My name is Travis Longcore. I am a scientist and advocate working on ecological management, stewardship, and design. Since the mid-1990s, I have studied, restored, protected, and enjoyed nature in and around cities. I’ve kept a foot in both applied and academic worlds. For research and teaching, I am an adjunct member of the faculty at the UCLA Institute of the Environment and Sustainability. For applied projects, I am the Science Director of The Urban Wildlands Group (nonprofit) and a Senior Environmental Scientist for Land IQ (commercial). As a consultant, I work with design professionals in architecture and landscape architecture and with attorneys. And apparently the most noticeable thing about me is that I am “tall, with an unpruned thatch of brown hair.”
The world is experiencing two intersecting trends that define life in the 21stcentury. First, in the ongoing biodiversity crisis species are being lost at a rate matched only by the previous five mass extinction spasms of deep history. Second, human settlement is concentrating in cities at a rate unprecedented in history, with urban life defining human experience on most continents. Our work is based on the premise that these two trends are related, deserve to be understood, and are inherently spatial in nature. They are about the distribution of phenomena on the Earth — and consequently can be better understood and managed with the support of spatial analysis, which allows for creative insights and solutions to cut across scales that include the site, neighborhood, city, watershed, region, continent, and globe.

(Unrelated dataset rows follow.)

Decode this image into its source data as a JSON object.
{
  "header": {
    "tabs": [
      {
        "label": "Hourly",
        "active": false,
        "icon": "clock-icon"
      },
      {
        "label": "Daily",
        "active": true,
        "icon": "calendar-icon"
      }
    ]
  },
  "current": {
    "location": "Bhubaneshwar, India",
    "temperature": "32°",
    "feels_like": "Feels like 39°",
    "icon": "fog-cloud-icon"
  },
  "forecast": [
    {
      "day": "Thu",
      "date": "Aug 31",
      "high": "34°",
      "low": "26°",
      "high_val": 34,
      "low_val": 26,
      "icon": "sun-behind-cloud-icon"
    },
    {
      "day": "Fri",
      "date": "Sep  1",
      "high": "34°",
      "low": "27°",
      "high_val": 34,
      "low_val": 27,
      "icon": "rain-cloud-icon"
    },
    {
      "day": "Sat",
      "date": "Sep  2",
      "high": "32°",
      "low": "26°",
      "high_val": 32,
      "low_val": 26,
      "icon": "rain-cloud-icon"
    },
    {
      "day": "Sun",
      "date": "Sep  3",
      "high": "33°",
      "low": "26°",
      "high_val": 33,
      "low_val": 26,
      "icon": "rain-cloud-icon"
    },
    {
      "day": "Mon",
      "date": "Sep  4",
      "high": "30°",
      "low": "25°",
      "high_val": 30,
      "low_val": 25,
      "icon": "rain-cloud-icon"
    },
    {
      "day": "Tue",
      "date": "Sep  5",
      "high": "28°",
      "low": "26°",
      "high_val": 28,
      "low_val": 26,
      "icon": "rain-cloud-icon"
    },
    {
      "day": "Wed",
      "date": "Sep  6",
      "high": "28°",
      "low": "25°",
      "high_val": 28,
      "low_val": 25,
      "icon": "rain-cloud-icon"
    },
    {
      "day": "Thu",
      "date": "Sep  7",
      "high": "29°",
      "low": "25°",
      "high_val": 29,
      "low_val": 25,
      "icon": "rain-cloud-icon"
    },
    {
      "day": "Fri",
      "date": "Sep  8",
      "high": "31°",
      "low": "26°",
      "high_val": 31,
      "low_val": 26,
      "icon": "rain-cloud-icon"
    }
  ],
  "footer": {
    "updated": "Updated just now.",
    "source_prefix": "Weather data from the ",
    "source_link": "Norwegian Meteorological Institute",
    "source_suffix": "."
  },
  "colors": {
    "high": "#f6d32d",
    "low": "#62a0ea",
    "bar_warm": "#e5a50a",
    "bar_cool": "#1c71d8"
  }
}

To understand and improve the conditions in cities both for people and nature is an inherently interdisciplinary endeavor. I seek to ask questions that increase scientific understanding and carry those insights through to inspire design and inform policy. Because finding solutions is even more difficult than diagnosing problems, I have always design research projects from the start so that they can be applied by decisionmakers addressing these challenges.
The “new” field of Geodesign integrates spatial analysis with planning and design efforts to reduce impacts on the environment and “make informed decisions about the best possible future.” It builds on and extends McHarg’s Design with Nature framework to harness the power of current spatial technologies, data, and analysis. As humanity is forced into the difficult decisions that will be necessary for an inevitable transition to a steady-state economy, geodesign provides a framework for collective decisionmaking and action.